IT'S A MISERABLE WORLD AFTER ALL
(OregonLive.com) - By Ibrahim J. Gassama
At the time of the January 2010 earthquake, Haiti was the poorest country in the western hemisphere with more than 70 percent of its people living in officially designated abject poverty. The earthquake killed hundreds of thousands and displaced almost two million people. It also created an ocean of ruble and debris. The Haitian government reacted characteristically, pleading for international help. International assistance poured in. Actually, most of it went to people who claimed they were going to help. Haiti already had the largest contingent of foreign human rights and humanitarian workers per capita in the world. Charity has helped it maintain its place at the bottom.
Somalia is a somewhat different place, but shares certain common attributes. In most of the country, there is no pretence at governance. Actually much of the country is not a country at all even though we insist on thinking about it as a country. The people are desperately poor. Much poorer than even Haiti. You should be able to imagine that.
Now imagine widespread drought and famine managed by an assortment of religious fanatics, warlords, profiteers, and just plain gangsters. That should qualify the place as the worst of the worst, but you really couldn't say that without unfairly discounting the horrors of the Eastern Congo region and various parts of Sudan. The rapacity of the Syrian regime, the settling of accounts in Libya, Afghanistan, Myanmar, and the hell that is developing just to the south in Mexico should count too, but perhaps not as much.
In truth, nothing outlined above captures the true breadth of misery and violence that is the foundation of our world. We live in a miserable world, really. Putting aside for a moment what we are doing to our global habitat, the evidence of how horribly we treat each other as humans is breathtakingly revealing of human nature; the chasm between what we are and what we promise.

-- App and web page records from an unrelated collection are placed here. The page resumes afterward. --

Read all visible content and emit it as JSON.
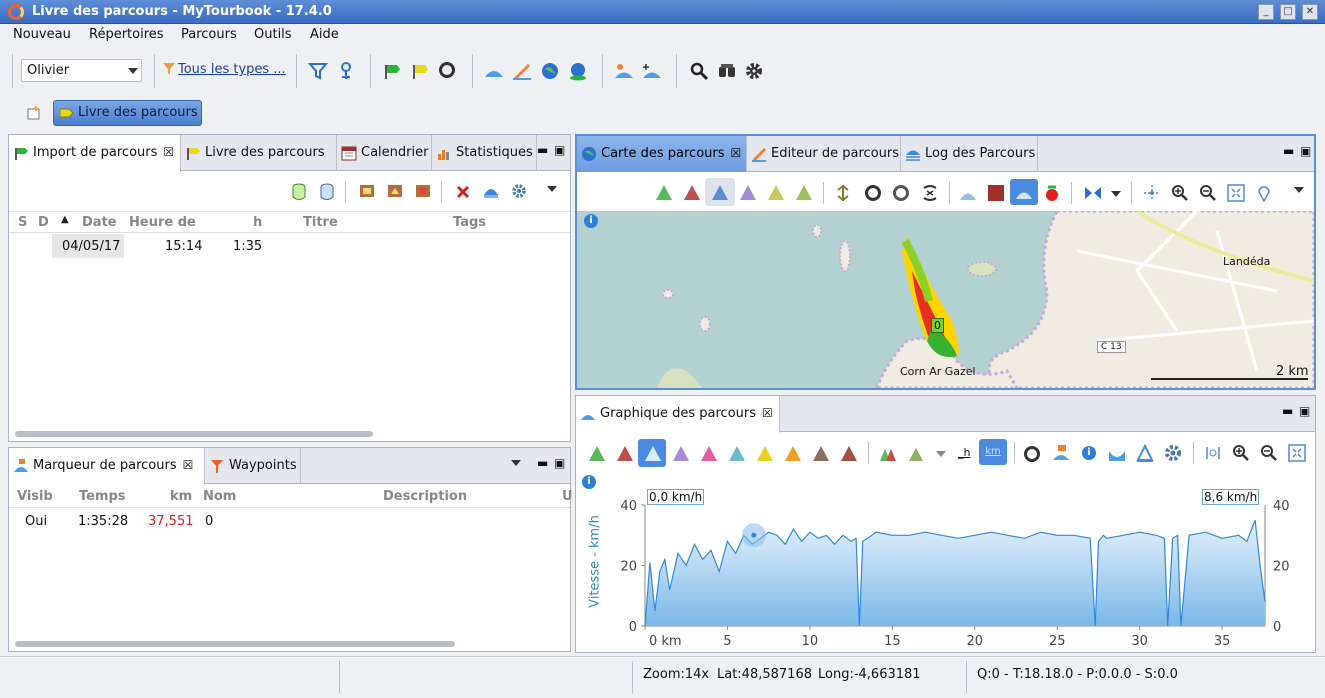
{
  "window": {
    "title": "Livre des parcours - MyTourbook - 17.4.0"
  },
  "menu": [
    "Nouveau",
    "Répertoires",
    "Parcours",
    "Outils",
    "Aide"
  ],
  "toolbar": {
    "user": "Olivier",
    "filter_link": "Tous les types ..."
  },
  "perspective": {
    "label": "Livre des parcours"
  },
  "left_top": {
    "tabs": [
      "Import de parcours",
      "Livre des parcours",
      "Calendrier",
      "Statistiques"
    ],
    "columns": [
      "S",
      "D",
      "Date",
      "Heure de",
      "h",
      "Titre",
      "Tags"
    ],
    "rows": [
      {
        "date": "04/05/17",
        "time": "15:14",
        "duration": "1:35"
      }
    ]
  },
  "left_bottom": {
    "tabs": [
      "Marqueur de parcours",
      "Waypoints"
    ],
    "columns": [
      "Visib",
      "Temps",
      "km",
      "Nom",
      "Description",
      "U"
    ],
    "rows": [
      {
        "visible": "Oui",
        "time": "1:35:28",
        "km": "37,551",
        "name": "0"
      }
    ]
  },
  "right_top": {
    "tabs": [
      "Carte des parcours",
      "Editeur de parcours",
      "Log des Parcours"
    ],
    "map": {
      "place1": "Landéda",
      "place2": "Corn Ar Gazel",
      "road": "C 13",
      "scale": "2 km",
      "marker": "0"
    }
  },
  "right_bottom": {
    "tabs": [
      "Graphique des parcours"
    ],
    "chart_data": {
      "type": "area",
      "ylabel": "Vitesse - km/h",
      "xlabel": "km",
      "ylim": [
        0,
        40
      ],
      "yticks": [
        0,
        20,
        40
      ],
      "xticks": [
        0,
        5,
        10,
        15,
        20,
        25,
        30,
        35
      ],
      "xlim": [
        0,
        37.6
      ],
      "left_value_label": "0,0 km/h",
      "right_value_label": "8,6 km/h",
      "series": [
        {
          "x": [
            0,
            0.3,
            0.6,
            0.9,
            1.2,
            1.5,
            2,
            2.5,
            3,
            3.5,
            4,
            4.5,
            5,
            5.5,
            6,
            6.5,
            7,
            7.5,
            8,
            8.5,
            9,
            9.5,
            10,
            10.5,
            11,
            11.5,
            12,
            12.5,
            12.8,
            13,
            13.2,
            13.5,
            14,
            15,
            16,
            17,
            18,
            19,
            20,
            21,
            22,
            23,
            24,
            25,
            26,
            27,
            27.3,
            27.5,
            27.8,
            28,
            29,
            30,
            31,
            31.5,
            31.7,
            32,
            32.3,
            32.5,
            33,
            34,
            35,
            36,
            36.5,
            37,
            37.3,
            37.6
          ],
          "y": [
            0,
            21,
            5,
            18,
            22,
            12,
            24,
            20,
            27,
            22,
            25,
            18,
            28,
            24,
            30,
            27,
            29,
            31,
            30,
            27,
            32,
            28,
            31,
            29,
            30,
            27,
            30,
            28,
            29,
            0,
            28,
            29,
            31,
            30,
            30,
            31,
            30,
            29,
            30,
            31,
            30,
            29,
            31,
            30,
            30,
            29,
            0,
            28,
            30,
            29,
            30,
            31,
            30,
            29,
            0,
            29,
            30,
            0,
            30,
            31,
            29,
            30,
            28,
            35,
            20,
            8
          ]
        }
      ],
      "color": "#2e8ad8"
    }
  },
  "status": {
    "zoom": "Zoom:14x",
    "lat": "Lat:48,587168",
    "long": "Long:-4,663181",
    "q": "Q:0 - T:18.18.0 - P:0.0.0 - S:0.0"
  }
}
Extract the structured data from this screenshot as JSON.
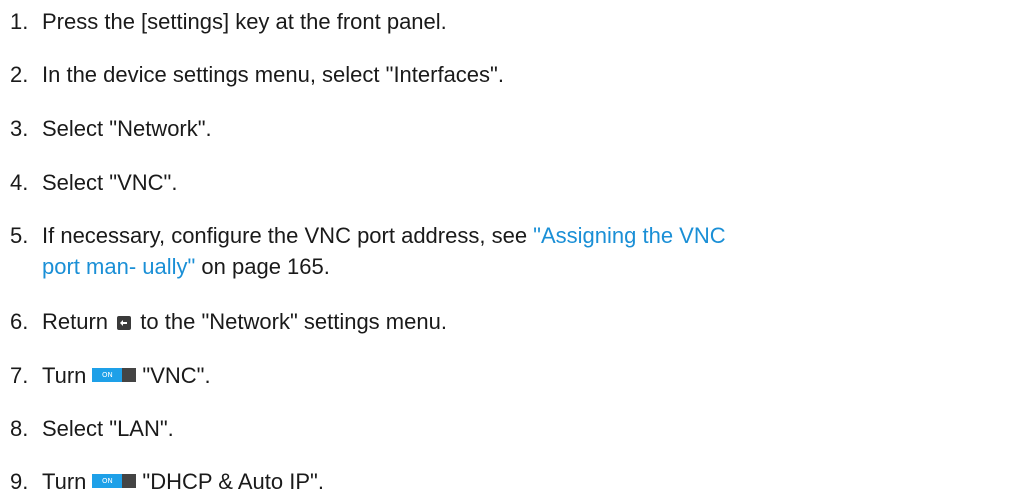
{
  "steps": [
    {
      "num": "1.",
      "text": "Press the [settings] key at the front panel."
    },
    {
      "num": "2.",
      "text": "In the device settings menu, select \"Interfaces\"."
    },
    {
      "num": "3.",
      "text": "Select \"Network\"."
    },
    {
      "num": "4.",
      "text": "Select \"VNC\"."
    },
    {
      "num": "5.",
      "before": "If necessary, configure the VNC port address, see ",
      "link": "\"Assigning the VNC port man- ually\"",
      "after": " on page 165."
    },
    {
      "num": "6.",
      "before": "Return",
      "after": "to the \"Network\" settings menu."
    },
    {
      "num": "7.",
      "before": "Turn",
      "toggle_label": "ON",
      "after": "\"VNC\"."
    },
    {
      "num": "8.",
      "text": "Select \"LAN\"."
    },
    {
      "num": "9.",
      "before": "Turn",
      "toggle_label": "ON",
      "after": "\"DHCP & Auto IP\"."
    }
  ],
  "icons": {
    "back_key": "back-arrow-key-icon",
    "toggle": "on-off-toggle-icon"
  },
  "colors": {
    "link": "#1a8fd6",
    "toggle_on": "#1ea0e8",
    "toggle_off": "#444444",
    "text": "#1a1a1a"
  }
}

Most of us function because we have this remarkable gift that allows us the capacity to go on with life everyday and even find joy in the midst of all the mess that is all around us. That is understandable. What is not is that too many go one step further and embrace the catechism of happy talk. And perhaps in gratitude or out of sheer confusion and exhaustion, we select the best of these happy talkers to lead us. Like lemmings.
How long have we known and confirmed that inequality within and across nations is escalating? How long have we tolerated, indeed facilitated the increasing concentration of wealth in the midst of considerable misery? It has been decades since experts identified that about 20 percent of humanity -- about 1.2 billion people-live in abject poverty. This is poverty so wretched it simply cannot be appreciated in the abstract. Another 20 percent or so live in what we have come accept as ordinary benign poverty. You would think with all the happy talk about globalization and technological advancement that we would have made a significant dent in the lives behind these statistics. You would be wrong.
For sure wealth is no longer concentrated in the older developed countries. There are now these rapidly growing advanced developing countries and emerging economies that financial touts on beauty networks palpitate over. Except when they are not advancing or emerging. Yes, China, India, Brazil, and Indonesia and their like have attracted manufacturing away from the West. But at what cost? Has the needle of human well-being moved? The army of happy-talkers who consult, study, conference, and advise would have you believe that we have made progress. After all, they have not done so badly in the business of doing good. Witness those who came together in the year 2000 at the UN Summit to propose the Millennium Development Goals. What a spectacle it was. The speeches, the celebrities, the hope. The grand scheme once again was to tackle entrenched poverty. The principal aim was to reduce global poverty by half by the year 2015. The plan was perfect, the assumptions unimpeachable. The reality unchanged.
The thing is poverty does not persist in isolation. Its constant companion, often its principal guardian, is violence. The diamonds that promote the happiness of lovely couples, the rare earths integral to the devices communicating our happiness, and of course the factories, farms, labor camps, mines, and home industries that enable our access to low price goods are too often the sites and reasons behind the violence that preserves misery.
However, the role of deceitful or insufficiently reflective happy-talk of progress or solutions should not be minimized, especially when it greatly profits those who engage in it. Acceptance of the complexity of the problem, the resilience of misery and violence, and our seeming incapacity as humans to abandon the incentives of inequality is the minimally decent first step we should take. And I am not just talking about the responsibility of the 1 percent.
Ibrahim J. Gassama teaches law at the University of Oregon School of Law.